How Porsche heralded the end of air-cooled
The 911 Turbo (993) marks the end and the beginning: the departure of the air-cooled boxer and the arrival of a biturbo engine.
Often the era-defining significance of certain events only becomes obvious when you look in the rear-view mirror. Did Gutenberg know that his printing press would mark the end of the Middle Ages? Was it clear to Steve Jobs back in 2007 how much the iPhone would change everything? When Porsche unveiled the new 911 Turbo in 1995, this was also a defining moment for the sports car brand.
Virtually no other model epitomises the sea change that Porsche underwent in the mid 1990s: the era of the air-cooled boxer engines, which had been so intrinsically linked to the brand, drew to a close once and for all. The turbocharged 911 from the 993 model series was virtually the engine's final, and perhaps its most exciting, iteration. At the same time, the new Turbo also marked the start of something new: biturbo technology making its way into series production. Pedants may point to a similar engine design giving the 959 an almost mythical status, but that car was built in limited numbers.
The power of the twin turbos has long since become a defining feature of the 911 family. And just like the German super sports cars of the 1980s, the 911 Turbo from the 993 model series relied on permanent all-wheel drive.

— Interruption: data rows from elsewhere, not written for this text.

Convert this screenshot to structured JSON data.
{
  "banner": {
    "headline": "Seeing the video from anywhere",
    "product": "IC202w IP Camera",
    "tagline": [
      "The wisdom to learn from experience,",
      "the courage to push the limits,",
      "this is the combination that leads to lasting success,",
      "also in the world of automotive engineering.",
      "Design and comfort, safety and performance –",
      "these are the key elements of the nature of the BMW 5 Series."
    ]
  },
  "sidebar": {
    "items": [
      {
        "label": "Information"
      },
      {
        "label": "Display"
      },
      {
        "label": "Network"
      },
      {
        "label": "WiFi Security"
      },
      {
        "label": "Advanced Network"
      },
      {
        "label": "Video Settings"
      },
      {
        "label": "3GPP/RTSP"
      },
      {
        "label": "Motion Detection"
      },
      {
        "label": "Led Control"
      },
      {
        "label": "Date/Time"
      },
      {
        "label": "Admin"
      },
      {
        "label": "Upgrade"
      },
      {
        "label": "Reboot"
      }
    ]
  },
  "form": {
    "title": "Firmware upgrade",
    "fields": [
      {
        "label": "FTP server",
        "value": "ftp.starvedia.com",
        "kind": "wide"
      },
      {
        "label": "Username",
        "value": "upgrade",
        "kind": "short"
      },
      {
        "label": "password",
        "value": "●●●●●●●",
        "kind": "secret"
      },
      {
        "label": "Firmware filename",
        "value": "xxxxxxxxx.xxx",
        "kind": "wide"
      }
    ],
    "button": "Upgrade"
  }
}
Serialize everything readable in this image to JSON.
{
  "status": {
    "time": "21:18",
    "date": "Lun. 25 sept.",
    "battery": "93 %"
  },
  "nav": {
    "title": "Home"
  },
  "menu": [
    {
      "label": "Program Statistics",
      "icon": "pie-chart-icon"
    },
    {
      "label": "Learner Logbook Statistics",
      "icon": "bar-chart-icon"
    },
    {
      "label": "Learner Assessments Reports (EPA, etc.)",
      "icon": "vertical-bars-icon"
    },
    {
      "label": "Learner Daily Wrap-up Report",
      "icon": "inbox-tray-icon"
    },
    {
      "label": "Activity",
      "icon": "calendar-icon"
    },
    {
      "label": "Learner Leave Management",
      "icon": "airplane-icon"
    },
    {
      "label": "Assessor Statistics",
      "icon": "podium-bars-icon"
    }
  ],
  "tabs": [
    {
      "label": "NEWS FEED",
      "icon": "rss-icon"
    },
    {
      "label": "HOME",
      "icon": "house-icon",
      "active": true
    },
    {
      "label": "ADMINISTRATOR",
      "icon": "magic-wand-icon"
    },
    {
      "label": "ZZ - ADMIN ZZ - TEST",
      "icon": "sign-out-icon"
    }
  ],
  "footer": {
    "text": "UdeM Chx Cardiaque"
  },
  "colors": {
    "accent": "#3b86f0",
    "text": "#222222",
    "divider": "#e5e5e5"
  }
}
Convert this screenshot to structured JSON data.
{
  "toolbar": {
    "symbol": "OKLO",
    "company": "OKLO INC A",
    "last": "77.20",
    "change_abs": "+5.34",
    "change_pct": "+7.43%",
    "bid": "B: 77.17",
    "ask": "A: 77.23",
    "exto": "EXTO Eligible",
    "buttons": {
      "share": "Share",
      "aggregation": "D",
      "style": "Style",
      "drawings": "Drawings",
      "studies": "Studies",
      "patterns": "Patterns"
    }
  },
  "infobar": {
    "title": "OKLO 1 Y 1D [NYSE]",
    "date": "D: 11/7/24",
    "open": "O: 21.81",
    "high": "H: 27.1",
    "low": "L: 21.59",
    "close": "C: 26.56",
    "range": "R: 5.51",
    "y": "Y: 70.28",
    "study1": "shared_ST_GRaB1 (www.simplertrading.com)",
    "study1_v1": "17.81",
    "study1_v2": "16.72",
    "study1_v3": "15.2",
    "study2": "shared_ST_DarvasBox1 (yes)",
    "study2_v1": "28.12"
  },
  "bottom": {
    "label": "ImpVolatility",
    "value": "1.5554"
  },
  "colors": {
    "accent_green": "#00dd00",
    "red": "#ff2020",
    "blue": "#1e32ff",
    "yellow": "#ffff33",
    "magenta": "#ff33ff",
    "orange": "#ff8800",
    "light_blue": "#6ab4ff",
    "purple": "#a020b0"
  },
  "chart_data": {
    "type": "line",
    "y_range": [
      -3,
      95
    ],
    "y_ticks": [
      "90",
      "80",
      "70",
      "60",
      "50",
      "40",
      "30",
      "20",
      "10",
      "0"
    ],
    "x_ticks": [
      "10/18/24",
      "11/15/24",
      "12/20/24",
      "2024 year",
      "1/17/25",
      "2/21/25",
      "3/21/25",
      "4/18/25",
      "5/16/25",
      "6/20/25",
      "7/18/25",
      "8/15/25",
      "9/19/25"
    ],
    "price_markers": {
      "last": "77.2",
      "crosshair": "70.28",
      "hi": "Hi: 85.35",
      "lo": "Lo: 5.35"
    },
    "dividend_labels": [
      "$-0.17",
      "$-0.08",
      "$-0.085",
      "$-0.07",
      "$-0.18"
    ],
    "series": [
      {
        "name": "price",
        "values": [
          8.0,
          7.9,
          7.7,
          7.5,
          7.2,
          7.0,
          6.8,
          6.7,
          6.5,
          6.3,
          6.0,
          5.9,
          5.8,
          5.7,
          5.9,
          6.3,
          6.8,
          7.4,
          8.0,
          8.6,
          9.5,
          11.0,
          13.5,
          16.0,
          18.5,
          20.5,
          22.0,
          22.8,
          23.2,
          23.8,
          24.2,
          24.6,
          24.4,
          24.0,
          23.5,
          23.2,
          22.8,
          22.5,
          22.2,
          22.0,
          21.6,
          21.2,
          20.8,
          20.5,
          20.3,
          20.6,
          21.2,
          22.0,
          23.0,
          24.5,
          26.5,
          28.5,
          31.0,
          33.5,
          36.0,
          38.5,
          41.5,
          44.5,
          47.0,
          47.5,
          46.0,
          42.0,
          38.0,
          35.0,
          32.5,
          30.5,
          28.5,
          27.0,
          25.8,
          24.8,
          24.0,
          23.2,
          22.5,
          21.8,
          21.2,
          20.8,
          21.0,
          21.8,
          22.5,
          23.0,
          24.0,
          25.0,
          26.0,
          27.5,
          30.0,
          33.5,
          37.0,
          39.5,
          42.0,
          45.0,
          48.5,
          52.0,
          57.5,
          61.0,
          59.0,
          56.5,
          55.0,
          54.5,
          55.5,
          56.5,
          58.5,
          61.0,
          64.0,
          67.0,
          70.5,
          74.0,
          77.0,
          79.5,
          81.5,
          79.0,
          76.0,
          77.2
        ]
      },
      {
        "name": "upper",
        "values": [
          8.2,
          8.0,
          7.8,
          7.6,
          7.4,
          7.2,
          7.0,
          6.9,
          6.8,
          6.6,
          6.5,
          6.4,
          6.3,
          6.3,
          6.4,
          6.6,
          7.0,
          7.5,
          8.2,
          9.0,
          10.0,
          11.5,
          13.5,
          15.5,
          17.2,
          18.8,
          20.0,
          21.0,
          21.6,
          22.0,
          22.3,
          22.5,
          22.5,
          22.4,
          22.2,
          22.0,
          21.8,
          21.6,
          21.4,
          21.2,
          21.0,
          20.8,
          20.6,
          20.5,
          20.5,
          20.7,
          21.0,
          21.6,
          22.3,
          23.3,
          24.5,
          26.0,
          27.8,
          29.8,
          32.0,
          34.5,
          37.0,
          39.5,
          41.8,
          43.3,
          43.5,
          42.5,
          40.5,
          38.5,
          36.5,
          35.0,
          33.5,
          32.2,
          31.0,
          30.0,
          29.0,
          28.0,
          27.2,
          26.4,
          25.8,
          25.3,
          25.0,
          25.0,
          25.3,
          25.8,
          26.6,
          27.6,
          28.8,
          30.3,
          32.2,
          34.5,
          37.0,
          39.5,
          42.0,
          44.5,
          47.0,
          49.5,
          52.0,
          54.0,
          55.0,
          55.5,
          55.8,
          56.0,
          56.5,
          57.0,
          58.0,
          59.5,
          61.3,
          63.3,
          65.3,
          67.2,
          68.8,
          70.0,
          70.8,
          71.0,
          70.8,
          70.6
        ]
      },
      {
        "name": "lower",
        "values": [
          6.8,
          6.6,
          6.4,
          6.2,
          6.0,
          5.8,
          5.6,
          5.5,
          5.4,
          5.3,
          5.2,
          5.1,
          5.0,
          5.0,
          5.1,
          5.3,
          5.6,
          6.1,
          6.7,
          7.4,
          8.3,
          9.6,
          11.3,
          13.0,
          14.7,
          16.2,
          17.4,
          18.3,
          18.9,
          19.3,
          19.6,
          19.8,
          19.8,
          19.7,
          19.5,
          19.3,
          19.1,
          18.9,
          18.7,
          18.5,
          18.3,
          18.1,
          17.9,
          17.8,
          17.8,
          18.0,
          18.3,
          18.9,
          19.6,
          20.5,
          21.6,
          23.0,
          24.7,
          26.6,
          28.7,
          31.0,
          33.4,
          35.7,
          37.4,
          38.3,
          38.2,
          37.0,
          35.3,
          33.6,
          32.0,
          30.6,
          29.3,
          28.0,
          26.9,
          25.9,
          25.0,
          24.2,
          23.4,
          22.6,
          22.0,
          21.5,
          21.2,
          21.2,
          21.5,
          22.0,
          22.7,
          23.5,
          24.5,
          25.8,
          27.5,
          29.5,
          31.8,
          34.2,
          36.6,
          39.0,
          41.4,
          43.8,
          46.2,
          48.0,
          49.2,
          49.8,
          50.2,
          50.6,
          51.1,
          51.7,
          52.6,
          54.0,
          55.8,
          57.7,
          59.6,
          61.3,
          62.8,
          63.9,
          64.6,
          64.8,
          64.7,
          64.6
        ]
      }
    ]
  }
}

When it launched, suddenly everything changed. The new model marked an important stage of development for the turbo technology as it matured and became more useable. Thanks to the new biturbo design (replacing the previous monoturbo), the era of explosive power delivery that struck the driver like an elemental force was over – even though this 911 Turbo, with 408 PS, was faster and more powerful than any other series 911 before it.
However, unlike in the 959, Porsche dispensed with complex sequential turbocharging that used one larger and one smaller turbo connected in sequence. Instead, its successor used two KKK K16 turbines, equal in size but, crucially, comparatively compact and symmetrical – one for each cylinder bank. They also continued to generate a tremendous amount of boost, forcing the intake air through the charge-air cooler and into the combustion chambers at 0.8 bar.
However, thanks to their lower mass, Porsche was able to activate the charger blades much earlier than in the single turbo of the 964. The result was astounding: at just 2,500 rpm, 450 Nm of torque was unleashed, continuing all the way to 6,800 rpm. At the same time, the four driven wheels ensured that the power delivery could be converted into spectacular propulsion. It all meant a zero to 100 km/h time of just 4.5 seconds.
This wasn't the only ground-breaking characteristic of the 993 Turbo. It had also adopted good manners, including in respect of its emission performance: it was the first car in the world to be offered with an OBD-II system. This on-board diagnostics II system required an ultra-modern engine management system like the Bosch Motronic M5.2 and considerable development work. The cutting edge technology monitored such parameters as the metal catalysts and lambda probes, how the fuel tank ventilation with activated carbon filtering was operating, as well as the secondary air injection and the fuel system.
It all translated into a remarkable success story: in its day, the 911 Turbo (993) caused a sensation, not just as the ultimate dream sports car, but as the lowest-emission car ever. It is a car whose significance only really becomes clear from today's perspective …